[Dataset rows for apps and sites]
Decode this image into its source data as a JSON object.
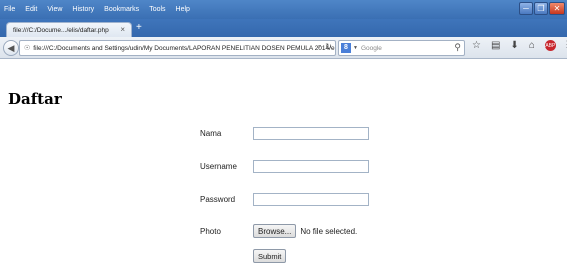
{
  "menu": {
    "items": [
      {
        "label": "File"
      },
      {
        "label": "Edit"
      },
      {
        "label": "View"
      },
      {
        "label": "History"
      },
      {
        "label": "Bookmarks"
      },
      {
        "label": "Tools"
      },
      {
        "label": "Help"
      }
    ]
  },
  "tabs": [
    {
      "label": "file:///C:/Docume.../elis/daftar.php",
      "close": "×"
    }
  ],
  "new_tab": "+",
  "navbar": {
    "url": "file:///C:/Documents and Settings/udin/My Documents/LAPORAN PENELITIAN DOSEN PEMULA  2014/eli",
    "search_placeholder": "Google",
    "search_engine_letter": "8"
  },
  "page": {
    "title": "Daftar"
  },
  "form": {
    "nama_label": "Nama",
    "username_label": "Username",
    "password_label": "Password",
    "photo_label": "Photo",
    "browse_label": "Browse...",
    "no_file_text": "No file selected.",
    "submit_label": "Submit"
  }
}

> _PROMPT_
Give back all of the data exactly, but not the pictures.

> _SOLVED EXERCISE_
Decode this image into its source data as a JSON object.
{
  "menu": {
    "items": [
      {
        "label": "File"
      },
      {
        "label": "Edit"
      },
      {
        "label": "View"
      },
      {
        "label": "History"
      },
      {
        "label": "Bookmarks"
      },
      {
        "label": "Tools"
      },
      {
        "label": "Help"
      }
    ]
  },
  "tabs": [
    {
      "label": "file:///C:/Docume.../elis/daftar.php",
      "close": "×"
    }
  ],
  "new_tab": "+",
  "navbar": {
    "url": "file:///C:/Documents and Settings/udin/My Documents/LAPORAN PENELITIAN DOSEN PEMULA  2014/eli",
    "search_placeholder": "Google",
    "search_engine_letter": "8"
  },
  "page": {
    "title": "Daftar"
  },
  "form": {
    "nama_label": "Nama",
    "username_label": "Username",
    "password_label": "Password",
    "photo_label": "Photo",
    "browse_label": "Browse...",
    "no_file_text": "No file selected.",
    "submit_label": "Submit"
  }
}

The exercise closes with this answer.